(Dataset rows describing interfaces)
↓↓↓

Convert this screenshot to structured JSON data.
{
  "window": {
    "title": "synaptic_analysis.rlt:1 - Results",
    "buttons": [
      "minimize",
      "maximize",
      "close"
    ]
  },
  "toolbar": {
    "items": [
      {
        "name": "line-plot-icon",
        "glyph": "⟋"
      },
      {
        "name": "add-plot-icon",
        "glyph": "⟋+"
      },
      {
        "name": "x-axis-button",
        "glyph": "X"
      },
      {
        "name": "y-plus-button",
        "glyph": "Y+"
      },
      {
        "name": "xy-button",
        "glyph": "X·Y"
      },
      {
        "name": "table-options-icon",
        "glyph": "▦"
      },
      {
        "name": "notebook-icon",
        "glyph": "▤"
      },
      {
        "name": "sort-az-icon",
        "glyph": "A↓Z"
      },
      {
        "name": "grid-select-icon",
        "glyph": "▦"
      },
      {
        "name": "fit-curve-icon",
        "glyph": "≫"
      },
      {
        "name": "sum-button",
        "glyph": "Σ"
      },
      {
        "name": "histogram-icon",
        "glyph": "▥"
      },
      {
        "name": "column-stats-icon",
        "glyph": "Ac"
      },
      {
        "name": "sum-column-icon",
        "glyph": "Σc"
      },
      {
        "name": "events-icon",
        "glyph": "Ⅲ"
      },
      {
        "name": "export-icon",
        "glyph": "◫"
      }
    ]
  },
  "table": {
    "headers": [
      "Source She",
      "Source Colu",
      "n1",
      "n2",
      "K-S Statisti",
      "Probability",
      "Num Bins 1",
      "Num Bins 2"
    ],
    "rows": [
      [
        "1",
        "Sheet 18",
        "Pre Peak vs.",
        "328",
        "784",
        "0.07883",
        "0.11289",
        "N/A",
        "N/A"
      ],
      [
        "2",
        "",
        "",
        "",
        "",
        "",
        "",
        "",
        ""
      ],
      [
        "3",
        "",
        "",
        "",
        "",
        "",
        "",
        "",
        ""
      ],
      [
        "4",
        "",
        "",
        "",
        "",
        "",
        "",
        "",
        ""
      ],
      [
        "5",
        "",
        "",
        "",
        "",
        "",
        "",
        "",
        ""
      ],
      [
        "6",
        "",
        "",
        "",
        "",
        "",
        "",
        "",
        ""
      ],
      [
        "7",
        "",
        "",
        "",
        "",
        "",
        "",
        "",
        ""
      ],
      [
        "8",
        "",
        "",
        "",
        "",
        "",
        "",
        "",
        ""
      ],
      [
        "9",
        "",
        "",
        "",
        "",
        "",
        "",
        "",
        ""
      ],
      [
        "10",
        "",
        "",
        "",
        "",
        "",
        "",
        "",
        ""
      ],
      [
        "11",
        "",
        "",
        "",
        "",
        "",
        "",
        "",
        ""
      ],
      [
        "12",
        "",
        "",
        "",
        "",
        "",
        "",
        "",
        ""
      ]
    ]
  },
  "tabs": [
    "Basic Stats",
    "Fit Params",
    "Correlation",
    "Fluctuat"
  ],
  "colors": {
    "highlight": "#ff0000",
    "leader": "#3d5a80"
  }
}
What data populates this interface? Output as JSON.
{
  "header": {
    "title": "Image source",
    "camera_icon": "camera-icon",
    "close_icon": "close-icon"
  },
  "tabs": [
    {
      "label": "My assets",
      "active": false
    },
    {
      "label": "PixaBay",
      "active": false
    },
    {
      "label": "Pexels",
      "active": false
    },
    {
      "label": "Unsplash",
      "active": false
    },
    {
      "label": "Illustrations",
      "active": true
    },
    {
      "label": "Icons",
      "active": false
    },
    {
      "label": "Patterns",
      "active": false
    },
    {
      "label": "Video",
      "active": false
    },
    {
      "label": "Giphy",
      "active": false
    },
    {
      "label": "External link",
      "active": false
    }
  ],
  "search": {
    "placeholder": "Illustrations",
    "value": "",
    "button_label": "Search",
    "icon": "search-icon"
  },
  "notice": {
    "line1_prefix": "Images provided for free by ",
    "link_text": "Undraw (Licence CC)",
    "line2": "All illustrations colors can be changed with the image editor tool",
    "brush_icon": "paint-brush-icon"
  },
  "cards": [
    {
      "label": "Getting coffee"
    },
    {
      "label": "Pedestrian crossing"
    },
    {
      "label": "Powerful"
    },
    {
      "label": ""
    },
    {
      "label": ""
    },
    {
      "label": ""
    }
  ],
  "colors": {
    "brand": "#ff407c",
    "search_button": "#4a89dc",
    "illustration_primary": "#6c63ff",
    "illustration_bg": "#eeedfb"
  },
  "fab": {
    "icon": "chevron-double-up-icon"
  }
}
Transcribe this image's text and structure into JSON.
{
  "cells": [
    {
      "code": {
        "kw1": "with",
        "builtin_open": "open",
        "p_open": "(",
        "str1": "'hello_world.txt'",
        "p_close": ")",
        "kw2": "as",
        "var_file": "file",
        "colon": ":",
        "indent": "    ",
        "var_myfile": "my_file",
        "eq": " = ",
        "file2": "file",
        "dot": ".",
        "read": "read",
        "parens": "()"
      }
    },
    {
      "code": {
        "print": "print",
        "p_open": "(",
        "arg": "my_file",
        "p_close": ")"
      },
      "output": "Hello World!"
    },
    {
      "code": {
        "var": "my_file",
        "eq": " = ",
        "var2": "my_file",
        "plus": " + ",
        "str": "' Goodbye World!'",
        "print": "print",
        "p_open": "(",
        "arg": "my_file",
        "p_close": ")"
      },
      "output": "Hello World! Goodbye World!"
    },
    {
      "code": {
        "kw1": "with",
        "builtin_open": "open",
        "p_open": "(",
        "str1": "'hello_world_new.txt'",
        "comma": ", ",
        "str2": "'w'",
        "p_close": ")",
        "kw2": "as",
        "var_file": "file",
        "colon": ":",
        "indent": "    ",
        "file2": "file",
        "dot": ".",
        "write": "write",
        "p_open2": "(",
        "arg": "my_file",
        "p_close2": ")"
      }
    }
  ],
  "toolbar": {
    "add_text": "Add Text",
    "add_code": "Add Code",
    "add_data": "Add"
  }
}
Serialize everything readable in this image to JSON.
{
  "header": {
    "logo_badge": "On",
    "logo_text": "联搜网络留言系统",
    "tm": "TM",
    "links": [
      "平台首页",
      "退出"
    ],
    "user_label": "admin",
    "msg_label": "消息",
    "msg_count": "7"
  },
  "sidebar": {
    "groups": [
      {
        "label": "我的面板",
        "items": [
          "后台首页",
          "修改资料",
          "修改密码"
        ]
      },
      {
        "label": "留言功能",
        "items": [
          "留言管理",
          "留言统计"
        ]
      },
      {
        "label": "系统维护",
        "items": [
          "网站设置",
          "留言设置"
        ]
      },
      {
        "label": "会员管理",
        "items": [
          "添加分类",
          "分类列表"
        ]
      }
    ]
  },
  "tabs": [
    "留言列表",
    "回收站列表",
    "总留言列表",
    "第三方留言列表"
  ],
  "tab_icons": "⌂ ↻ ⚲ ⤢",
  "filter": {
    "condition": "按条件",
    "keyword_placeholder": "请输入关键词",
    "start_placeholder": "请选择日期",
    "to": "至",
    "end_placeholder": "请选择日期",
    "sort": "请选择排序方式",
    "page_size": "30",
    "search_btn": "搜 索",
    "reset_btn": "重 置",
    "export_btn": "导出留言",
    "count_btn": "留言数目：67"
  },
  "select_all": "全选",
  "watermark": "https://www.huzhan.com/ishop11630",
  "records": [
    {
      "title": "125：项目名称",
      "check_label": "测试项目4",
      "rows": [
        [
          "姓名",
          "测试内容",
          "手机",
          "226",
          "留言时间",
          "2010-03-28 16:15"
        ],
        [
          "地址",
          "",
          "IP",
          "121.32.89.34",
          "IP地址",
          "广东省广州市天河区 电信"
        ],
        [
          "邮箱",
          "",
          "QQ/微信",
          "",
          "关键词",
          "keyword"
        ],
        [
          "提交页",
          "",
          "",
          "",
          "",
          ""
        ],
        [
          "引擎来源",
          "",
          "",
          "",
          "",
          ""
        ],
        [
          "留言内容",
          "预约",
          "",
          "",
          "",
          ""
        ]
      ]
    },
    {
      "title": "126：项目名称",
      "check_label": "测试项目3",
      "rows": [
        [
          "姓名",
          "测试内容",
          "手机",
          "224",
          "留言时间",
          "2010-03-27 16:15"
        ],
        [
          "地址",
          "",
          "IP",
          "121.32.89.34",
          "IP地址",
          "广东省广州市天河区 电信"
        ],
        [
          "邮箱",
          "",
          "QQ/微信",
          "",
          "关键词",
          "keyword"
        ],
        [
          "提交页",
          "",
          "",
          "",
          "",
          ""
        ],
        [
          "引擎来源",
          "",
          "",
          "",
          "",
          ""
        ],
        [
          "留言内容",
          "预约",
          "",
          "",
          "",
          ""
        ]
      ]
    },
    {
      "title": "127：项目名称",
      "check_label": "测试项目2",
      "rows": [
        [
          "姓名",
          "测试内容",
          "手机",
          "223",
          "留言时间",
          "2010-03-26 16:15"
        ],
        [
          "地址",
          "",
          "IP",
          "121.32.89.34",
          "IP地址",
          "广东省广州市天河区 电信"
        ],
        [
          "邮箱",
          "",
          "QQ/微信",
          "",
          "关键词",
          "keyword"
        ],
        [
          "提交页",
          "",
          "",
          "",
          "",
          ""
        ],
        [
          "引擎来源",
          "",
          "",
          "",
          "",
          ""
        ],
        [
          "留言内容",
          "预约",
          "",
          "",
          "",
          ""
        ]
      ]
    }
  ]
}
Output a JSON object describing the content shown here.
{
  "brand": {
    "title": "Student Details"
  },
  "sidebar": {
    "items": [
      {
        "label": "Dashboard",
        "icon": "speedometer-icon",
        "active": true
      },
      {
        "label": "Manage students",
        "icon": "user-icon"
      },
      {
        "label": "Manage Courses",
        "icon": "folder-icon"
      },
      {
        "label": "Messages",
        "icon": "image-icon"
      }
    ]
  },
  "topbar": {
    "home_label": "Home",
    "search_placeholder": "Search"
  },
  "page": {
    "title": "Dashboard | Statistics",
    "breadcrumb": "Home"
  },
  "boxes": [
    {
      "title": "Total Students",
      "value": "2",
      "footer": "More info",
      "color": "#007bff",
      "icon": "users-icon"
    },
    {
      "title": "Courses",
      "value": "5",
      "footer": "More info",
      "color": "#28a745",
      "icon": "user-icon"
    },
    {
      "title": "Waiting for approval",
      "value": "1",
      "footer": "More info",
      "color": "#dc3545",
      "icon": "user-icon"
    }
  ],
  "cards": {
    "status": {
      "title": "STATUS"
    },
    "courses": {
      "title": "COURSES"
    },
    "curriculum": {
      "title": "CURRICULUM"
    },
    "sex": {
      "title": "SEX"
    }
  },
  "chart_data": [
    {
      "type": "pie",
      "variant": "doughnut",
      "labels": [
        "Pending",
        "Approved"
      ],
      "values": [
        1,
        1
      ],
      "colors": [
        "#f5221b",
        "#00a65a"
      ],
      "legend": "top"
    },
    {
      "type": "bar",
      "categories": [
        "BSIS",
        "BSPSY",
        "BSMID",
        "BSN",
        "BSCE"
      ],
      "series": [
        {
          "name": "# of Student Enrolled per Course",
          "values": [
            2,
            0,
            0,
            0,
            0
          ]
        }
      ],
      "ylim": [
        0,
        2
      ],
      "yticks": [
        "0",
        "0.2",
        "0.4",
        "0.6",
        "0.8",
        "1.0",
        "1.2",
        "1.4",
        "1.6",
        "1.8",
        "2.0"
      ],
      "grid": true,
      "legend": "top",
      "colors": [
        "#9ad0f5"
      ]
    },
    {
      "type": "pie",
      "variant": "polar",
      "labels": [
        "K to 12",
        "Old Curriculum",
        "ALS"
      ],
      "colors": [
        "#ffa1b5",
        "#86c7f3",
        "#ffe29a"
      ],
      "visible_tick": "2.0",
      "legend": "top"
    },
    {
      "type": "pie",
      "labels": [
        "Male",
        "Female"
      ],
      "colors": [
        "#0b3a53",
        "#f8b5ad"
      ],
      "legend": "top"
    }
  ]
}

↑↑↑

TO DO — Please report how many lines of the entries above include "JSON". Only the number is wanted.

ANSWER TO THIS PROBLEM — 5